That name was familiar and Claude almost at once realized he was one of the survivors from Marais that had made their home on Cardoman, developing a new farming territory some three years earlier around a town they had named New Hope. The man’s uniform insignia was that of a light colonel, finally someone whose rank matched their perceived age,

When he finished with the introductions Calvert said, “As of today Claude, you know only half of the reason why you are with us on this trip: helping to get a favorable reaction to our various trade proposals from the local news organizations and reporting on what happens to the people back on Cardoman. As to the other part I’ll let Mr. Phillips explain.”

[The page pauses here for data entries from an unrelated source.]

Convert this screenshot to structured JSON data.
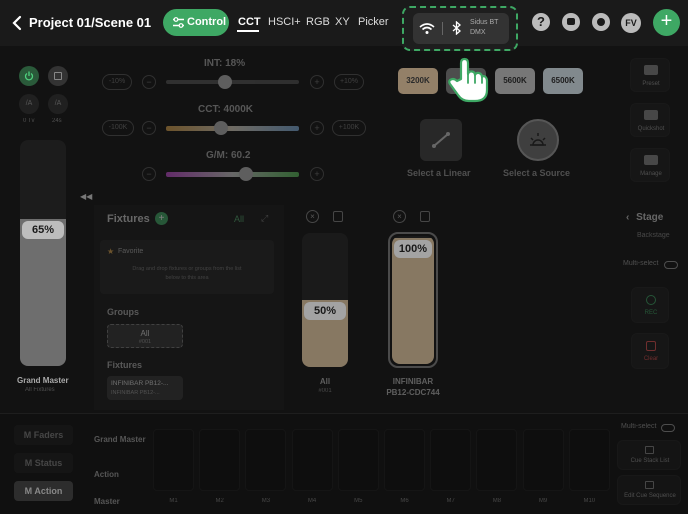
{
  "header": {
    "back_icon": "chevron-left-icon",
    "title": "Project 01/Scene 01",
    "control_label": "Control",
    "tabs": [
      "CCT",
      "HSCI+",
      "RGB",
      "XY",
      "Picker"
    ],
    "connection": {
      "bt_name": "Sidus BT",
      "dmx": "DMX"
    },
    "avatar": "FV"
  },
  "sliders": {
    "int": {
      "label": "INT: 18%",
      "min": "-10%",
      "max": "+10%",
      "value": 0.44
    },
    "cct": {
      "label": "CCT: 4000K",
      "min": "-100K",
      "max": "+100K",
      "value": 0.41
    },
    "gm": {
      "label": "G/M: 60.2",
      "value": 0.6
    }
  },
  "presets": [
    "3200K",
    "5600K",
    "6500K"
  ],
  "selectors": {
    "linear": "Select a Linear",
    "source": "Select a Source"
  },
  "right_panel": {
    "preset": "Preset",
    "quickshot": "Quickshot",
    "manage": "Manage"
  },
  "grand_master": {
    "percent": "65%",
    "value": 0.65,
    "label": "Grand Master",
    "sub": "All Fixtures",
    "tv": "0 Tv",
    "bv": "24s"
  },
  "fixtures_panel": {
    "title": "Fixtures",
    "all": "All",
    "favorite": "Favorite",
    "favorite_hint_1": "Drag and drop fixtures or groups from the list",
    "favorite_hint_2": "below to this area",
    "groups_title": "Groups",
    "group_item": {
      "name": "All",
      "sub": "#001"
    },
    "fixtures_title": "Fixtures",
    "fixture_item": {
      "name": "INFINIBAR PB12-...",
      "sub": "INFINIBAR PB12-..."
    }
  },
  "faders": [
    {
      "percent": "50%",
      "value": 0.5,
      "name": "All",
      "sub": "#001"
    },
    {
      "percent": "100%",
      "value": 1.0,
      "name": "INFINIBAR",
      "sub": "PB12-CDC744"
    }
  ],
  "stage": {
    "title": "Stage",
    "sub": "Backstage",
    "multiselect": "Multi-select",
    "rec": "REC",
    "clear": "Clear"
  },
  "bottom": {
    "tabs": [
      "M Faders",
      "M Status",
      "M Action"
    ],
    "row_labels": [
      "Grand Master",
      "Action",
      "Master"
    ],
    "slots": [
      "M1",
      "M2",
      "M3",
      "M4",
      "M5",
      "M6",
      "M7",
      "M8",
      "M9",
      "M10"
    ],
    "multiselect": "Multi-select",
    "cue_stack": "Cue Stack List",
    "edit_cue": "Edit Cue Sequence"
  },
  "colors": {
    "accent": "#3ea864",
    "tan": "#d2b890"
  }
}
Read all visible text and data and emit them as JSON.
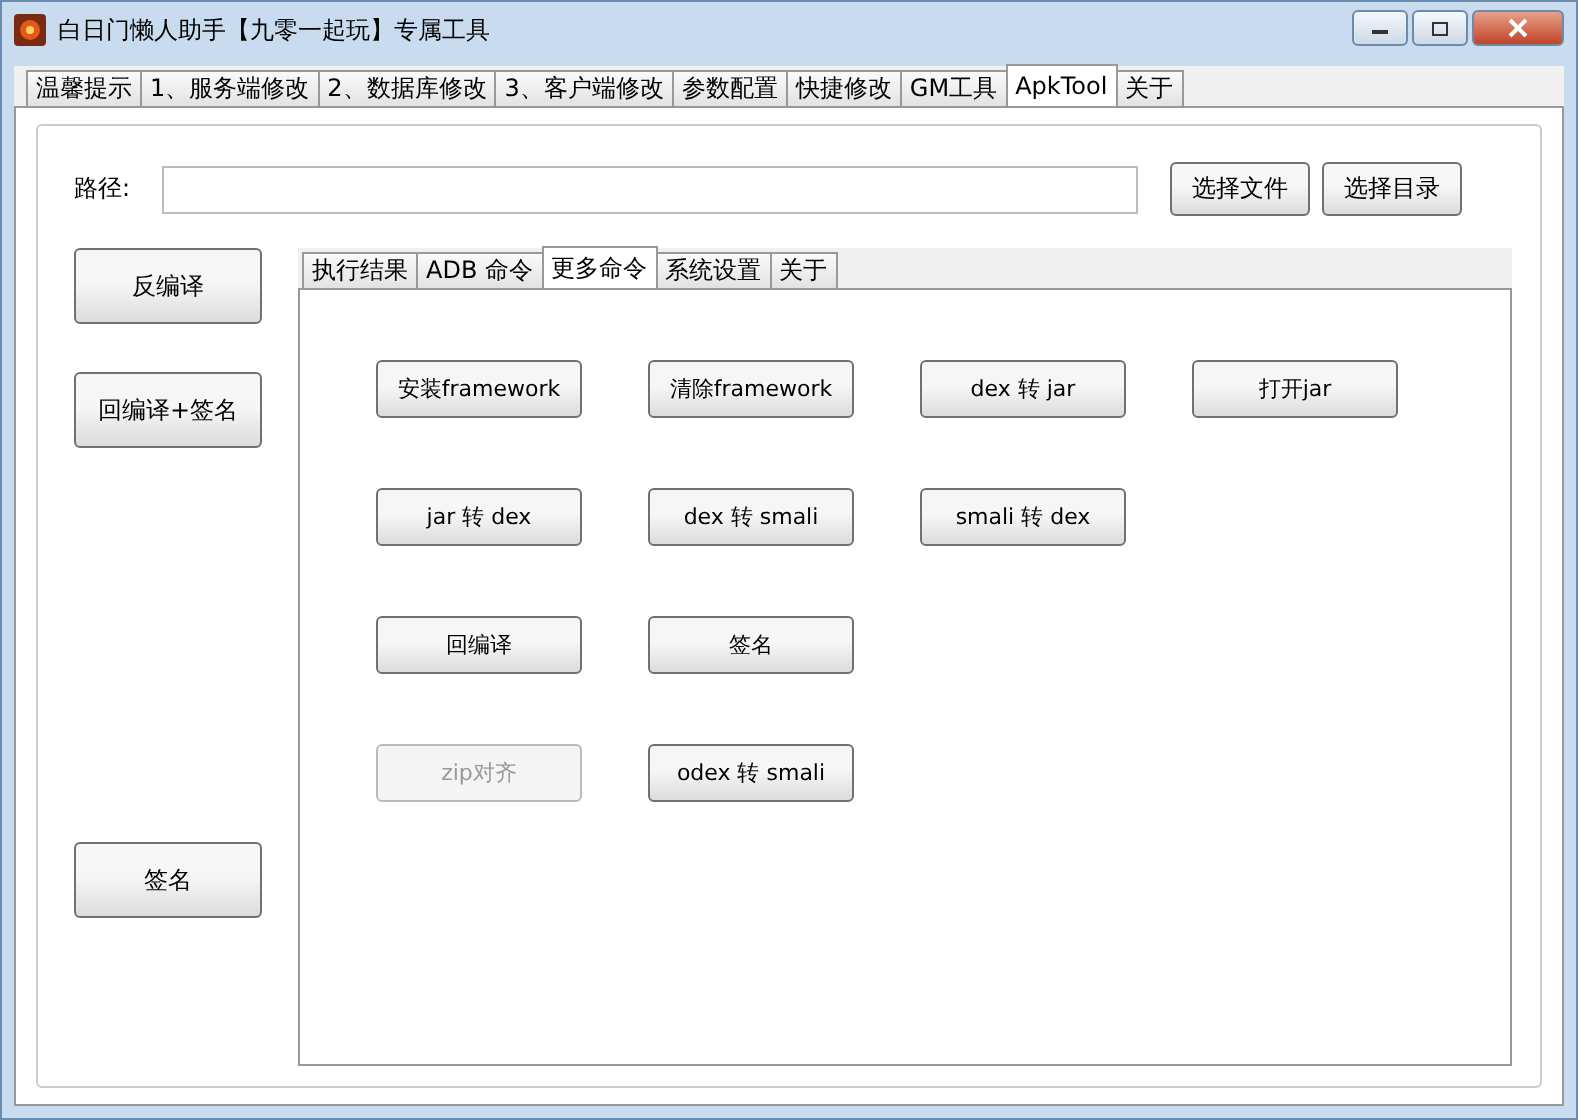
{
  "window": {
    "title": "白日门懒人助手【九零一起玩】专属工具"
  },
  "tabs": [
    {
      "label": "温馨提示",
      "selected": false
    },
    {
      "label": "1、服务端修改",
      "selected": false
    },
    {
      "label": "2、数据库修改",
      "selected": false
    },
    {
      "label": "3、客户端修改",
      "selected": false
    },
    {
      "label": "参数配置",
      "selected": false
    },
    {
      "label": "快捷修改",
      "selected": false
    },
    {
      "label": "GM工具",
      "selected": false
    },
    {
      "label": "ApkTool",
      "selected": true
    },
    {
      "label": "关于",
      "selected": false
    }
  ],
  "path": {
    "label": "路径:"
  },
  "path_buttons": [
    "选择文件",
    "选择目录"
  ],
  "side_buttons": [
    "反编译",
    "回编译+签名",
    "签名"
  ],
  "inner_tabs": [
    {
      "label": "执行结果",
      "selected": false
    },
    {
      "label": "ADB 命令",
      "selected": false
    },
    {
      "label": "更多命令",
      "selected": true
    },
    {
      "label": "系统设置",
      "selected": false
    },
    {
      "label": "关于",
      "selected": false
    }
  ],
  "command_rows": [
    [
      {
        "label": "安装framework",
        "disabled": false
      },
      {
        "label": "清除framework",
        "disabled": false
      },
      {
        "label": "dex 转 jar",
        "disabled": false
      },
      {
        "label": "打开jar",
        "disabled": false
      }
    ],
    [
      {
        "label": "jar 转 dex",
        "disabled": false
      },
      {
        "label": "dex 转 smali",
        "disabled": false
      },
      {
        "label": "smali 转 dex",
        "disabled": false
      }
    ],
    [
      {
        "label": "回编译",
        "disabled": false
      },
      {
        "label": "签名",
        "disabled": false
      }
    ],
    [
      {
        "label": "zip对齐",
        "disabled": true
      },
      {
        "label": "odex 转 smali",
        "disabled": false
      }
    ]
  ]
}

While seated quietly Phillips was the most nondescript person Claude had ever seen, or almost not seen, it was like you needed to look twice to realize he was even there. When he spoke though he immediately got ones attention, especially if his comments were directed at you.

“I was at first opposed to your being included not only on the ship but in this discussion Mr. Germond, but I have been convinced me otherwise. Before I continue I want to make it clear that nothing any of us say here leaves this room. If you cannot agree to that then I must stop now. Mr. Germond?”

All eyes were on him when he said, “How can I agree to that when I don’t even know in general terms what this is all about?”

“Fair enough. I’m sure you have figured out that there is more involved with this trip than just improving trade relations and a little vacation for the Calvert’s. You probably have even guessed it must have something to do with the direction or next stage of the fight. If so you are correct. There is a long history of news people spying for or against their countries and governments via propaganda or more overt means. We want you to spy for us, and what we ask will provide information concerning the war effort that must not be published.”

“As you say Mr. Phillips, us newsies slant and spin, always have, always will. I try in my own small way to keep a balance but I see that balance is no longer is enough. So go ahead and continue. If you ask me to do anything I can’t or won’t I’ll tell you then. And anything said up to that point remains confidential, not a blank check but close.”

“I think that’s good enough for now,” Wes said. The data record concerning much of this are located and accessible only from this room, the same will be true of anything you add to that database. As of tomorrow morning, after we jump, you will have access to most of it. Start reading and before we reach Novi we can get more specific about what we want and how you can help us. Between now and then I’m not asking you to spy on anyone in particular but should you run across someone with a bomb in their luggage you could let us know.”

An hour later Claude was dreaming he was in bed with Ellen when the muted alarm sounded and the Castleton transitioned out. Cursing the non-fraternization rule in effect while on ship he fell back into a restless asleep.